Entries from a dataset of interfaces:
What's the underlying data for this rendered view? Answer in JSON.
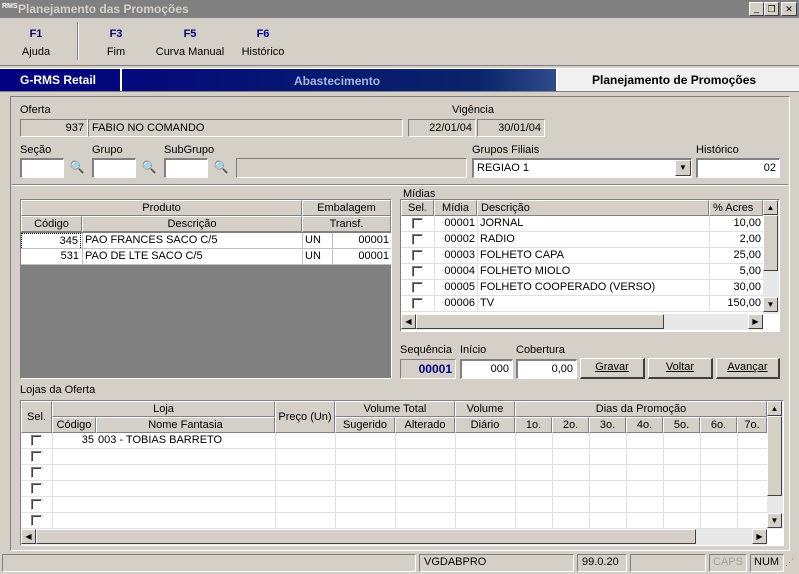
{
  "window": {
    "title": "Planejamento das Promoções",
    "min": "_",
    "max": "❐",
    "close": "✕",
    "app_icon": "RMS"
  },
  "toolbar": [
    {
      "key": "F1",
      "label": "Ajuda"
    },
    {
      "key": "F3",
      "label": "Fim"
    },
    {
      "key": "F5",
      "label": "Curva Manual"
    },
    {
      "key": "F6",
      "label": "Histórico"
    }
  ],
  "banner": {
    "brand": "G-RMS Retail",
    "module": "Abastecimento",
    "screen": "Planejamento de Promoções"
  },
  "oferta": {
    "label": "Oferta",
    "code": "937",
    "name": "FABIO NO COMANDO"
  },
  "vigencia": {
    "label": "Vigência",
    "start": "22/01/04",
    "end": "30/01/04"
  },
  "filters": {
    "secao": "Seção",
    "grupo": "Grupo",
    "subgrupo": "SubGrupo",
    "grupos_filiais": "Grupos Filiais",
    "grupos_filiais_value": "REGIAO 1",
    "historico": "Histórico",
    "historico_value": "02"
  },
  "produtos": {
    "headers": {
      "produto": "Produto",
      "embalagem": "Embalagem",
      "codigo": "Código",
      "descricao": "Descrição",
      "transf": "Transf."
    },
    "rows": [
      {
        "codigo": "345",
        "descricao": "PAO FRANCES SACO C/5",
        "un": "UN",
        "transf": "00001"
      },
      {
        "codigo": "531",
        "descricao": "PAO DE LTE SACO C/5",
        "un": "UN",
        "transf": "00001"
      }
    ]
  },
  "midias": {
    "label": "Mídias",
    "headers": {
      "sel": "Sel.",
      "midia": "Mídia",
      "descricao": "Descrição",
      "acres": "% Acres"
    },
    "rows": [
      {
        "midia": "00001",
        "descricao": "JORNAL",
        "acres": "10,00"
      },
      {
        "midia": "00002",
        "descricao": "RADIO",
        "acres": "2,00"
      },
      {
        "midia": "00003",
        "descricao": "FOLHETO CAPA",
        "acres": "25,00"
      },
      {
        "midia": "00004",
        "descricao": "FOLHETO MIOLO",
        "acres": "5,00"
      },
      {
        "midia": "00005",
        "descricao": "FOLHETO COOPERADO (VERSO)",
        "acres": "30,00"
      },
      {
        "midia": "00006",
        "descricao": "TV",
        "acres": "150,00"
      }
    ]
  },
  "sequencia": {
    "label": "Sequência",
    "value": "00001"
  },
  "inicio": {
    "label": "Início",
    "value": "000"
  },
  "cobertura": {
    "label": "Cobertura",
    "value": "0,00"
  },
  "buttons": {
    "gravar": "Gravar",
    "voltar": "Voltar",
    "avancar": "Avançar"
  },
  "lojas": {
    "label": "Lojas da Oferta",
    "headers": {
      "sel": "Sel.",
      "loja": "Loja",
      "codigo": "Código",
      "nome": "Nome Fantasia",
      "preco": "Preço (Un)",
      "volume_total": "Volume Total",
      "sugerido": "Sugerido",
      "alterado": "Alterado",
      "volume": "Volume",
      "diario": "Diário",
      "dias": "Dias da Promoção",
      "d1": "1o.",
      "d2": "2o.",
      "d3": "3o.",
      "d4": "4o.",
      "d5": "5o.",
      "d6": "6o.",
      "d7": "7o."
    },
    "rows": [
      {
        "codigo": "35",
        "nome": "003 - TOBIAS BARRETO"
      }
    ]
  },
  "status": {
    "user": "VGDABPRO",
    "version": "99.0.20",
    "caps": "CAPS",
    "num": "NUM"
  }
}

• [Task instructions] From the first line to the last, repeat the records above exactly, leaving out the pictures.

• [Response to this task]
What's the underlying data for this rendered view? Answer in JSON.
{
  "window": {
    "title": "Planejamento das Promoções",
    "min": "_",
    "max": "❐",
    "close": "✕",
    "app_icon": "RMS"
  },
  "toolbar": [
    {
      "key": "F1",
      "label": "Ajuda"
    },
    {
      "key": "F3",
      "label": "Fim"
    },
    {
      "key": "F5",
      "label": "Curva Manual"
    },
    {
      "key": "F6",
      "label": "Histórico"
    }
  ],
  "banner": {
    "brand": "G-RMS Retail",
    "module": "Abastecimento",
    "screen": "Planejamento de Promoções"
  },
  "oferta": {
    "label": "Oferta",
    "code": "937",
    "name": "FABIO NO COMANDO"
  },
  "vigencia": {
    "label": "Vigência",
    "start": "22/01/04",
    "end": "30/01/04"
  },
  "filters": {
    "secao": "Seção",
    "grupo": "Grupo",
    "subgrupo": "SubGrupo",
    "grupos_filiais": "Grupos Filiais",
    "grupos_filiais_value": "REGIAO 1",
    "historico": "Histórico",
    "historico_value": "02"
  },
  "produtos": {
    "headers": {
      "produto": "Produto",
      "embalagem": "Embalagem",
      "codigo": "Código",
      "descricao": "Descrição",
      "transf": "Transf."
    },
    "rows": [
      {
        "codigo": "345",
        "descricao": "PAO FRANCES SACO C/5",
        "un": "UN",
        "transf": "00001"
      },
      {
        "codigo": "531",
        "descricao": "PAO DE LTE SACO C/5",
        "un": "UN",
        "transf": "00001"
      }
    ]
  },
  "midias": {
    "label": "Mídias",
    "headers": {
      "sel": "Sel.",
      "midia": "Mídia",
      "descricao": "Descrição",
      "acres": "% Acres"
    },
    "rows": [
      {
        "midia": "00001",
        "descricao": "JORNAL",
        "acres": "10,00"
      },
      {
        "midia": "00002",
        "descricao": "RADIO",
        "acres": "2,00"
      },
      {
        "midia": "00003",
        "descricao": "FOLHETO CAPA",
        "acres": "25,00"
      },
      {
        "midia": "00004",
        "descricao": "FOLHETO MIOLO",
        "acres": "5,00"
      },
      {
        "midia": "00005",
        "descricao": "FOLHETO COOPERADO (VERSO)",
        "acres": "30,00"
      },
      {
        "midia": "00006",
        "descricao": "TV",
        "acres": "150,00"
      }
    ]
  },
  "sequencia": {
    "label": "Sequência",
    "value": "00001"
  },
  "inicio": {
    "label": "Início",
    "value": "000"
  },
  "cobertura": {
    "label": "Cobertura",
    "value": "0,00"
  },
  "buttons": {
    "gravar": "Gravar",
    "voltar": "Voltar",
    "avancar": "Avançar"
  },
  "lojas": {
    "label": "Lojas da Oferta",
    "headers": {
      "sel": "Sel.",
      "loja": "Loja",
      "codigo": "Código",
      "nome": "Nome Fantasia",
      "preco": "Preço (Un)",
      "volume_total": "Volume Total",
      "sugerido": "Sugerido",
      "alterado": "Alterado",
      "volume": "Volume",
      "diario": "Diário",
      "dias": "Dias da Promoção",
      "d1": "1o.",
      "d2": "2o.",
      "d3": "3o.",
      "d4": "4o.",
      "d5": "5o.",
      "d6": "6o.",
      "d7": "7o."
    },
    "rows": [
      {
        "codigo": "35",
        "nome": "003 - TOBIAS BARRETO"
      }
    ]
  },
  "status": {
    "user": "VGDABPRO",
    "version": "99.0.20",
    "caps": "CAPS",
    "num": "NUM"
  }
}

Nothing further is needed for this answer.